Study Shows How Simple Changes in Reporting Medical Laboratory Test Results to Clinicians Improve Patient Safety and Reduce Inappropriate Use of Antibiotics

Researchers focused on whether different ways of reporting clinical laboratory test results would improve care for patients at low risk for developing urinary tract infections

Simple changes in how clinical laboratory tests are reported to clinicians can contribute to improved patient safety and a reduction in the inappropriate use of antibiotics.

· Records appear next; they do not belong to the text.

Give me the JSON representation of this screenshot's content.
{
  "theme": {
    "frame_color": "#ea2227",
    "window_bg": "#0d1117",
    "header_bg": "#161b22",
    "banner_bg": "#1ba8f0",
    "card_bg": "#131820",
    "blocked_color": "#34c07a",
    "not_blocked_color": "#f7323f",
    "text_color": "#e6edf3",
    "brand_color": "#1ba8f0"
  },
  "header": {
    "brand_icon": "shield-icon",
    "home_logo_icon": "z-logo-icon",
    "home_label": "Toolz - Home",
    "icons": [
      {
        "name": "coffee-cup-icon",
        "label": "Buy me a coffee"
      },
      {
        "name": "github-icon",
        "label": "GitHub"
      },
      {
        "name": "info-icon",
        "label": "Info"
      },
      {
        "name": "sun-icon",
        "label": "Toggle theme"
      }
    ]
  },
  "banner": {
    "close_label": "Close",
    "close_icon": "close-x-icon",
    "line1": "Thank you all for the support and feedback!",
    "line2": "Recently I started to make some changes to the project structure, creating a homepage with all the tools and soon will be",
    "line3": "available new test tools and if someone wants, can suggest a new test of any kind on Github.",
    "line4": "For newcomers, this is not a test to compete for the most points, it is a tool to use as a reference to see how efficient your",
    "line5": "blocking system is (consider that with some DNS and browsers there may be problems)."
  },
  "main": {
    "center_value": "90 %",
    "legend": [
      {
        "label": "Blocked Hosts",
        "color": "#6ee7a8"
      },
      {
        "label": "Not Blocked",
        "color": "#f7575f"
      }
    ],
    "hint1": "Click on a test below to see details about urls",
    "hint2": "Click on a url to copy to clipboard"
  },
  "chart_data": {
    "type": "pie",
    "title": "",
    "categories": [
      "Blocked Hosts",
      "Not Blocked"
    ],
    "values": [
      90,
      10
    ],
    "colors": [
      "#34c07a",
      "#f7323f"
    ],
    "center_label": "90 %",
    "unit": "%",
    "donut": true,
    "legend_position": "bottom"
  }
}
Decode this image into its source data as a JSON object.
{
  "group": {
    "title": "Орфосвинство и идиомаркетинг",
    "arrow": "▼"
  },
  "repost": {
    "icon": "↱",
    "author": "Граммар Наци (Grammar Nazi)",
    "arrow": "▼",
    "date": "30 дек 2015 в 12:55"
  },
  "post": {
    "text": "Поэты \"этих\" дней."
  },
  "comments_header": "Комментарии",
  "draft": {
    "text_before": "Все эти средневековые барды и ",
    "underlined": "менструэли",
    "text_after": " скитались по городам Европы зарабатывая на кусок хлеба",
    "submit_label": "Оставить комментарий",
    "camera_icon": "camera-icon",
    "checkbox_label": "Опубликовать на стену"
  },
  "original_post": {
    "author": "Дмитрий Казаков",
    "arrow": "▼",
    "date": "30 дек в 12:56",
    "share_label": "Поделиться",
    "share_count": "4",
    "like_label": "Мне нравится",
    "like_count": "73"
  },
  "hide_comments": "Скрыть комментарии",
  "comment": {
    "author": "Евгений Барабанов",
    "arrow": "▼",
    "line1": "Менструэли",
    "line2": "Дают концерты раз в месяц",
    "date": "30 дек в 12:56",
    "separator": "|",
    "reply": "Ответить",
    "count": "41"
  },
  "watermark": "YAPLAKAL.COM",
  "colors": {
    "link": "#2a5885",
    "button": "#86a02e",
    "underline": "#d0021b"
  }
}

These were the conclusions of a recent study published in the Infectious Diseases Society of America’s (IDSA) peer-reviewed medical journal, Clinical Infectious Diseases (CID).

If the findings of this study can be duplicated in other settings, it can provide pathologists and medical laboratory scientists with another approach to improve the way clinicians utilize clinical laboratory tests so as to improve patient outcomes and reduce the associated cost of care. (more…)

John Hopkins Researchers Demonstrate Hydrogen Peroxide’s Effectiveness in Preventing HAIs, May Have Use in Clinical Pathology Laboratories

The study found that a Robotic vapor-dispersing device kills and prevents spread of Drug-Resistant Organisms in high-risk patients by 64%

There is a new technology for disinfecting healthcare facilities that is likely to be useful for clinical laboratories and anatomic pathology groups.

A team at Johns Hopkins University Hospital recently published a study about their institution’s use of hydrogen peroxide vapor to disinfect hospital rooms.

The study was conducted over two and one-half years and involved hospital rooms used by thousands of patients. The goal of this study was to verify the effectiveness of a new robot-like device, known as Bioquell Q-10. This system disperses a hydrogen peroxide vapor to disinfect hospital rooms and was described in a news release issued by Baltimore-based Johns Hopkins University Hospital. (more…)